**About this task:**
Every line containing the word "text" must be pulled from the records.

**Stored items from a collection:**
--- START ---
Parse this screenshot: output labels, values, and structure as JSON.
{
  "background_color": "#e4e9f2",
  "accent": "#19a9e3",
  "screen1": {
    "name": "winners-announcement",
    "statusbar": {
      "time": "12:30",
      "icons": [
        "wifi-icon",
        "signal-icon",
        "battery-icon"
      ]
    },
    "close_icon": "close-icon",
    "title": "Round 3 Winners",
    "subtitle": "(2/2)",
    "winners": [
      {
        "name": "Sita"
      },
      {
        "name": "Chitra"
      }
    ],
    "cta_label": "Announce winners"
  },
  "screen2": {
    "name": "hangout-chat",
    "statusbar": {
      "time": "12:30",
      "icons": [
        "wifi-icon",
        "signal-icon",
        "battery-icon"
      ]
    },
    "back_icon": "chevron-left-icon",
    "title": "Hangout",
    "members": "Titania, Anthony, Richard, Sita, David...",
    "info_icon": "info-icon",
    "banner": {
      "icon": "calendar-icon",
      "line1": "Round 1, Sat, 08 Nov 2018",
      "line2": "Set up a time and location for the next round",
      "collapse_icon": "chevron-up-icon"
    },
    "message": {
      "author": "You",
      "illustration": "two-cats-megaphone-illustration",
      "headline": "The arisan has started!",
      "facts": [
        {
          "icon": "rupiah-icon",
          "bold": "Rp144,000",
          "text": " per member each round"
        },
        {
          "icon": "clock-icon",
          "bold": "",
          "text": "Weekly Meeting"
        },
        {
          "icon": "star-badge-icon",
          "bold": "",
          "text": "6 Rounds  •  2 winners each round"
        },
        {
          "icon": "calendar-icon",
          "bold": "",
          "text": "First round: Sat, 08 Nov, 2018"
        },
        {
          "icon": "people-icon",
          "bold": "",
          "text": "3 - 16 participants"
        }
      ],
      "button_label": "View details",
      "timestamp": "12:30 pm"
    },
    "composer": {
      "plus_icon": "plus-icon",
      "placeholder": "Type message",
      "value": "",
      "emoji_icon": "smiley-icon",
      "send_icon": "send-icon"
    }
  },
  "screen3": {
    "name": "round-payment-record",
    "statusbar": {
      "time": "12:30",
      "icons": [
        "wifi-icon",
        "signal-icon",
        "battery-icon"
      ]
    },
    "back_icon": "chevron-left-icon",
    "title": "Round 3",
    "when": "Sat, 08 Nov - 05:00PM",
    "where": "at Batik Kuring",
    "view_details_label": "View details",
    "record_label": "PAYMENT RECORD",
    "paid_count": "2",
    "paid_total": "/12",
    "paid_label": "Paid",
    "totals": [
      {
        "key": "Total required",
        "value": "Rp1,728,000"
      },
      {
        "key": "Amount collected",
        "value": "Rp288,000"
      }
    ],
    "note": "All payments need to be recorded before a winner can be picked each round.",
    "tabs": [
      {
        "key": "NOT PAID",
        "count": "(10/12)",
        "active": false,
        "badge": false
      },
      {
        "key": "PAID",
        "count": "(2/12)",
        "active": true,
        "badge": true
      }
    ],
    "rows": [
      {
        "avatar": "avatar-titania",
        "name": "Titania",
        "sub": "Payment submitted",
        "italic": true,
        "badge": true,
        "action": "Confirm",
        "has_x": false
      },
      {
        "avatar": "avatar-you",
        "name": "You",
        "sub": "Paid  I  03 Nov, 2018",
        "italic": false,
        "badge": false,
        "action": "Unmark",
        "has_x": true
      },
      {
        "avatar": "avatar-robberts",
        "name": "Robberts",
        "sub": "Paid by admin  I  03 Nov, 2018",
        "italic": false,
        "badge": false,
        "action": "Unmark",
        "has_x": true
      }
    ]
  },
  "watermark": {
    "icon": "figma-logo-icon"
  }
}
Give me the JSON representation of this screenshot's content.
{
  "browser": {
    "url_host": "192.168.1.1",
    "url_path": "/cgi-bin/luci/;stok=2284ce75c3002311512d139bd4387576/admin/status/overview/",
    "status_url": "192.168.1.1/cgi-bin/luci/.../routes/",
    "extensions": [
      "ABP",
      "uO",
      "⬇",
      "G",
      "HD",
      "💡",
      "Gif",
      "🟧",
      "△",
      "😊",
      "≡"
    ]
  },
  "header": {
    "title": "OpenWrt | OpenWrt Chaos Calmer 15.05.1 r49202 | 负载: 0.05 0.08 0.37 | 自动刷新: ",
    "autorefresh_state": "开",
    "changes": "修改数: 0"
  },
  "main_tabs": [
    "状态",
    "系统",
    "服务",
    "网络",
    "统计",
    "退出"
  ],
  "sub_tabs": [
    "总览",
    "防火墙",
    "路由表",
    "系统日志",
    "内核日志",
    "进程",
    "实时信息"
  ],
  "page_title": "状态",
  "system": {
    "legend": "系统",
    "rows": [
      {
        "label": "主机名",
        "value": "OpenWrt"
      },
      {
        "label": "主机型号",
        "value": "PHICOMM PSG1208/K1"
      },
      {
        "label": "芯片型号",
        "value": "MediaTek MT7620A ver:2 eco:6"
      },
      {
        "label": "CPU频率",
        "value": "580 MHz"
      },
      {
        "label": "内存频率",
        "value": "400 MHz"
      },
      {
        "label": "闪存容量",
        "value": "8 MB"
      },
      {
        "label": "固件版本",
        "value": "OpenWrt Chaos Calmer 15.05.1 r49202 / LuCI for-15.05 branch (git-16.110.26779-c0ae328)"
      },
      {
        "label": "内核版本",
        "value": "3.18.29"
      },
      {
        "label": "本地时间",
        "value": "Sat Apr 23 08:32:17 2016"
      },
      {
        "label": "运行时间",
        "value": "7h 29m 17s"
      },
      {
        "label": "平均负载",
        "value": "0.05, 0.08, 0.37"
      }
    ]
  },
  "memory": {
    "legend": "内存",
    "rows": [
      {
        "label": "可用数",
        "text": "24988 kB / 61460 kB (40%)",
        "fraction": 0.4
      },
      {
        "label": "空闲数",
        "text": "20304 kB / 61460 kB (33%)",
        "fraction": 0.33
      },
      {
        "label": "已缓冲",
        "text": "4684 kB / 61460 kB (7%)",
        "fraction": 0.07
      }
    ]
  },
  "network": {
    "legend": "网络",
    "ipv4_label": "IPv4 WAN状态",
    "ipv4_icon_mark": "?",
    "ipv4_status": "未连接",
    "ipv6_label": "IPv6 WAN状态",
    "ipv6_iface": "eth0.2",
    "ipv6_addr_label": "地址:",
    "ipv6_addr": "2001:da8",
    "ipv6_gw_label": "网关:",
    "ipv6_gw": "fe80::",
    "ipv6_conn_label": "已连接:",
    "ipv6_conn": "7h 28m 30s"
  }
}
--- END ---
**Exercise output:**
          "text": " per member each round"
          "text": "Weekly Meeting"
          "text": "6 Rounds  •  2 winners each round"
          "text": "First round: Sat, 08 Nov, 2018"
          "text": "3 - 16 participants"
        "text": "24988 kB / 61460 kB (40%)",
        "text": "20304 kB / 61460 kB (33%)",
        "text": "4684 kB / 61460 kB (7%)",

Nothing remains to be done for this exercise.